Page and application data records
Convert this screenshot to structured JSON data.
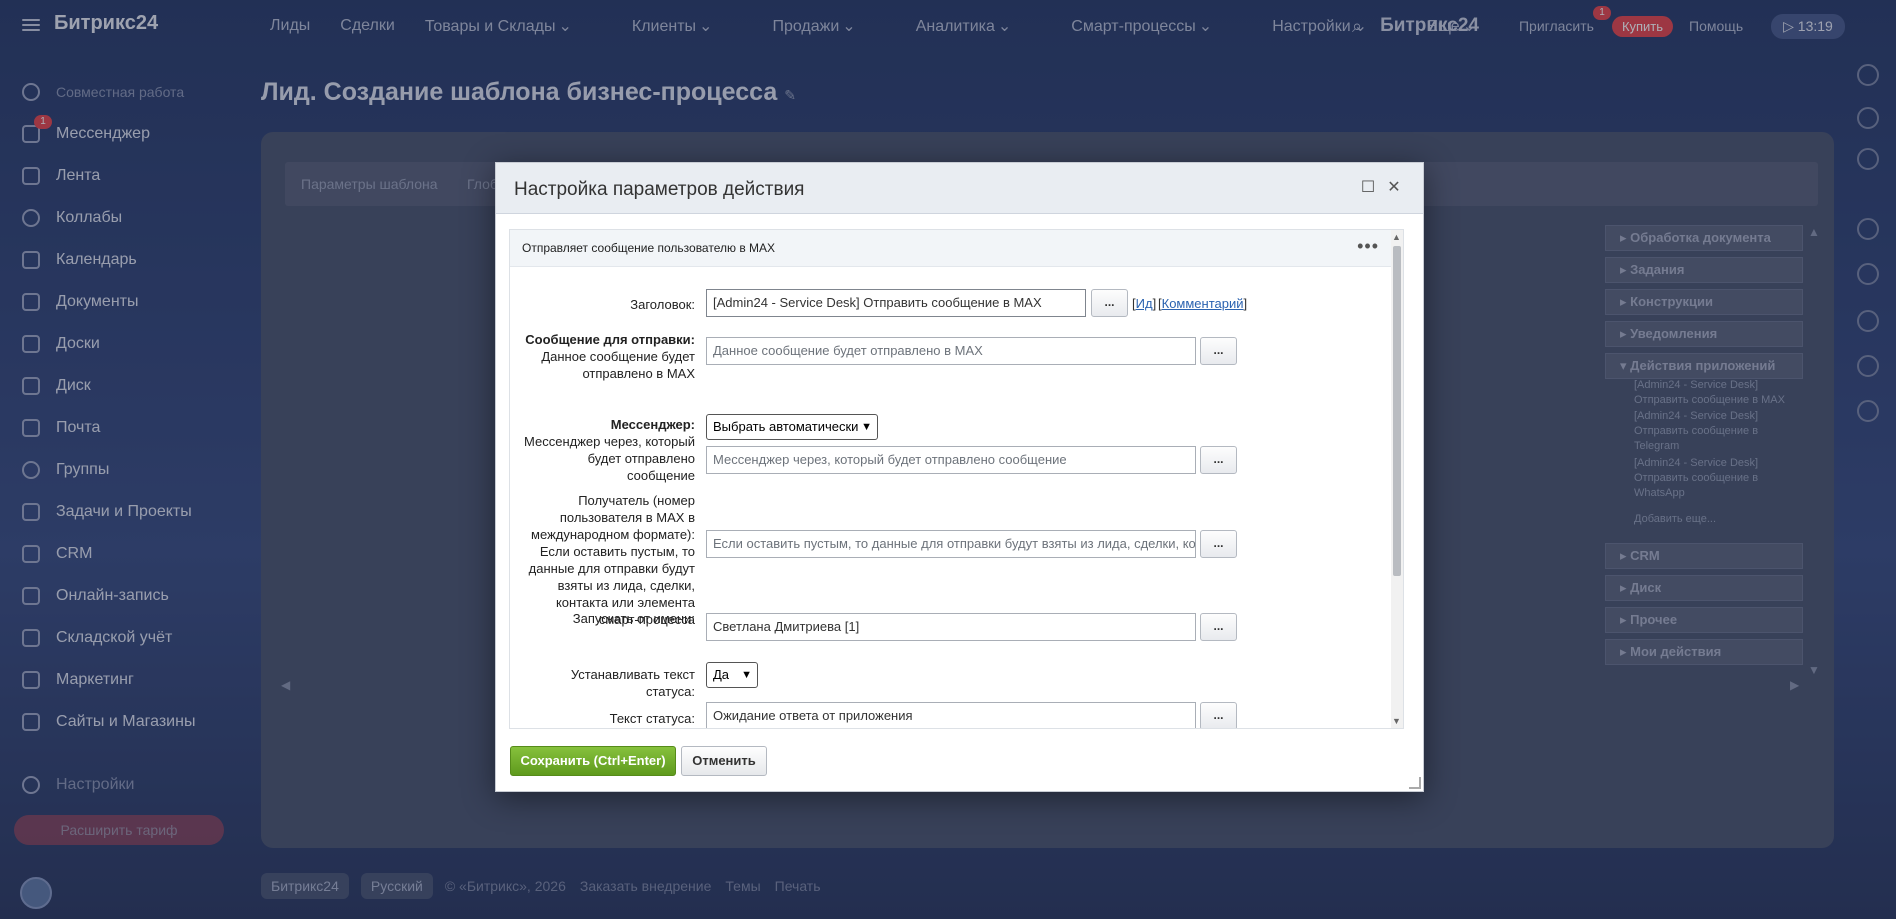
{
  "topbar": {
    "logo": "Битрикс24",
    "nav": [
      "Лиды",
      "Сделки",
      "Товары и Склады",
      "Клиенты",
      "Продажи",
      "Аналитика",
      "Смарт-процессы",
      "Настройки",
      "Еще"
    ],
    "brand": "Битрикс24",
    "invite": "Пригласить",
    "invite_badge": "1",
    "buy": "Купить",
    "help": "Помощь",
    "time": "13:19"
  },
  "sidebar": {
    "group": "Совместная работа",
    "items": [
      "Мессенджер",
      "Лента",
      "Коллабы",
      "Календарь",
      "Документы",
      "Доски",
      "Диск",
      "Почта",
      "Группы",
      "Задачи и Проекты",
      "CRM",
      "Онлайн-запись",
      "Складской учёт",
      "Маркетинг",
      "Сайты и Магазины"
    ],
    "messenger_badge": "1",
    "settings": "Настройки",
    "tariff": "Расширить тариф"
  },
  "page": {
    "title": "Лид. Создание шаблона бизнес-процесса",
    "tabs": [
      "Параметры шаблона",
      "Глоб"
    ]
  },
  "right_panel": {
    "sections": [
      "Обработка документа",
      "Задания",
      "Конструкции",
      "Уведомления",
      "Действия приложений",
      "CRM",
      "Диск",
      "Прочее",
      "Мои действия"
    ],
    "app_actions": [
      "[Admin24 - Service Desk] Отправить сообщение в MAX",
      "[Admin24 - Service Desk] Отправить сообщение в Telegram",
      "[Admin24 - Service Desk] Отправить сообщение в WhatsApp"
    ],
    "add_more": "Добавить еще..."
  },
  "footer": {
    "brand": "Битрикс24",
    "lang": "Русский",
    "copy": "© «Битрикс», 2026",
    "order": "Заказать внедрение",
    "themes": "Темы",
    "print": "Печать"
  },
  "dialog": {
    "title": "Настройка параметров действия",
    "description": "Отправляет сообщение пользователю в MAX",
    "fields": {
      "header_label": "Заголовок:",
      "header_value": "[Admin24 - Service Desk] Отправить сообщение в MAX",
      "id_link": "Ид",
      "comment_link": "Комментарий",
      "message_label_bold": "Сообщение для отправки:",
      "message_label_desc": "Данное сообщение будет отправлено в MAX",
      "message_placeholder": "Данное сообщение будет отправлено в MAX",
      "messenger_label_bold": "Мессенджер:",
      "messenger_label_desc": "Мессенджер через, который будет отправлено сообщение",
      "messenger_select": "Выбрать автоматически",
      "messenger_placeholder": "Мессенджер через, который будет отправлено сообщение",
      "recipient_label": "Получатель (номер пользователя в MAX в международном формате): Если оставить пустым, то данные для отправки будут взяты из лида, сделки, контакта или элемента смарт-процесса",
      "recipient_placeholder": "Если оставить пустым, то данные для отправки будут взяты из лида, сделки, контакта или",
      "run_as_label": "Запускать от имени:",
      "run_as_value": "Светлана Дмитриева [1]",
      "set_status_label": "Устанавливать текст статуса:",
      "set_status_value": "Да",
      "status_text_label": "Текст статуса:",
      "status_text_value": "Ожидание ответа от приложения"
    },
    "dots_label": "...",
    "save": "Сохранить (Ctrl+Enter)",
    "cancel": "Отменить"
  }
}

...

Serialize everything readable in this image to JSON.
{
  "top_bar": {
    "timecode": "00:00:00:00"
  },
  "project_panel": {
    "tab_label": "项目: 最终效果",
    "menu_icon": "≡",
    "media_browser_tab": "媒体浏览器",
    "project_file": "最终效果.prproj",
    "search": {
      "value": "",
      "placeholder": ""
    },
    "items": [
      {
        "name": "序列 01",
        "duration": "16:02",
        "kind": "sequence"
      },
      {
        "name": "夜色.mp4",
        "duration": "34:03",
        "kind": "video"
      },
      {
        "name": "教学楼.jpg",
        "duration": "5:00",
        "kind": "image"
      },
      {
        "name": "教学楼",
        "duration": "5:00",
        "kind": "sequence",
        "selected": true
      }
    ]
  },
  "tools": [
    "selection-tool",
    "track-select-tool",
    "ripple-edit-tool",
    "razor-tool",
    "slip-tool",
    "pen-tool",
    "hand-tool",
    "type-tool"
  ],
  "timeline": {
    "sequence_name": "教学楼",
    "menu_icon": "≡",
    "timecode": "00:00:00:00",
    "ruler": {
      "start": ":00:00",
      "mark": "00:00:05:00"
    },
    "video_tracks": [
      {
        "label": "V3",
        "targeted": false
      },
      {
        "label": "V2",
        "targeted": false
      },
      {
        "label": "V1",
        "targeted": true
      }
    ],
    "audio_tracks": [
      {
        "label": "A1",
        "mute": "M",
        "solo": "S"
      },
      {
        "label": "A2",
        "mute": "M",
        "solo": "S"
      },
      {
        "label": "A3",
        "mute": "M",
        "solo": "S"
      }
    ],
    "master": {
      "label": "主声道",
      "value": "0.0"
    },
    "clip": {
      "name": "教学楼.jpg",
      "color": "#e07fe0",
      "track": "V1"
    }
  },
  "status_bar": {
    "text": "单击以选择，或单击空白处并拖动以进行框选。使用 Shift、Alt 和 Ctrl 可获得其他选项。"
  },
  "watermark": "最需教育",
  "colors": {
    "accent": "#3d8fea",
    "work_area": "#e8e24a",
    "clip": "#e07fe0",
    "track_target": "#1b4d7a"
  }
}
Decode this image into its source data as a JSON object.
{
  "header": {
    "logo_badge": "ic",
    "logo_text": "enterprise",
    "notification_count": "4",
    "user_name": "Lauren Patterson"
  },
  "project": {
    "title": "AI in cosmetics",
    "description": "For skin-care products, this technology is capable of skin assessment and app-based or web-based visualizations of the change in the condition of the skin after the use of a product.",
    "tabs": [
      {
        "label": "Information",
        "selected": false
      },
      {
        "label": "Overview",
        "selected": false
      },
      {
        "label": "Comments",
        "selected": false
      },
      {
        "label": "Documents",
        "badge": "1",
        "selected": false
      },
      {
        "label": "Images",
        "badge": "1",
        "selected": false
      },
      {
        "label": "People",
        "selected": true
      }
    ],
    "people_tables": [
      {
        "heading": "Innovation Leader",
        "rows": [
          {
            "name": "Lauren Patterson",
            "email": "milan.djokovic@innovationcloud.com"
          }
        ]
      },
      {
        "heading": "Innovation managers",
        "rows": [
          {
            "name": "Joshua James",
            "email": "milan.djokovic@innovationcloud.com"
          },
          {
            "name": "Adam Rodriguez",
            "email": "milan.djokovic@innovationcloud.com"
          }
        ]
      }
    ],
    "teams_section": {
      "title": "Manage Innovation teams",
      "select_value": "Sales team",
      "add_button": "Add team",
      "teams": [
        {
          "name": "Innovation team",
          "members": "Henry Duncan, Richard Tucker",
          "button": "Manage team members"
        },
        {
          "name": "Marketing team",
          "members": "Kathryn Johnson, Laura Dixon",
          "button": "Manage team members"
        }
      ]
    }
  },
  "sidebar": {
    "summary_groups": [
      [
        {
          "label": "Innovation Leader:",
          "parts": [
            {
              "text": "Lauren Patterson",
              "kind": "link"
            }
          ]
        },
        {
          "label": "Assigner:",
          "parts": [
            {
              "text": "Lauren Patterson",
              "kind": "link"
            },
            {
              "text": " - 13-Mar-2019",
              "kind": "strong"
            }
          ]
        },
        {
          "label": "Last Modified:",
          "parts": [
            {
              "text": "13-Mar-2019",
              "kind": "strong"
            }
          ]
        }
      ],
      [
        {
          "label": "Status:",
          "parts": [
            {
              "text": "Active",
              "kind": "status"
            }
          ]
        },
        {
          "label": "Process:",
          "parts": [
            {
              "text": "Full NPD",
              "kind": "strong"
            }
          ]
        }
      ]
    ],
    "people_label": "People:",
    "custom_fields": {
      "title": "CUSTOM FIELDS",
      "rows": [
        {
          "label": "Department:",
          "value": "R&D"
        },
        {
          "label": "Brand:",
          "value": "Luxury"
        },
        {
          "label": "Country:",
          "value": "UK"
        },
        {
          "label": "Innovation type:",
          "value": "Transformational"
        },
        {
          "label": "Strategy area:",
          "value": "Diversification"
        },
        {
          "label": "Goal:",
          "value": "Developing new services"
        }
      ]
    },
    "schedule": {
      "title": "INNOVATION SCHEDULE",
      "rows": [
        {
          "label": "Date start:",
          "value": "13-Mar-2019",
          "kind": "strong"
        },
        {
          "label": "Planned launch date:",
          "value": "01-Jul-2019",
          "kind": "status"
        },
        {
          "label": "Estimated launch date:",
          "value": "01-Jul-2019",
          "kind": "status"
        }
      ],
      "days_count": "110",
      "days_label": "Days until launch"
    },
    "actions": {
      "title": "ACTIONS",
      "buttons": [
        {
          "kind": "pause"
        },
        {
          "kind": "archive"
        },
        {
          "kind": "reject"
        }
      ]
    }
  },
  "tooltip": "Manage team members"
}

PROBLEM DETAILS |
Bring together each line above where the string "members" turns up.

ANSWER SECTION |
          "members": "Henry Duncan, Richard Tucker",
          "button": "Manage team members"
          "members": "Kathryn Johnson, Laura Dixon",
          "button": "Manage team members"
  "tooltip": "Manage team members"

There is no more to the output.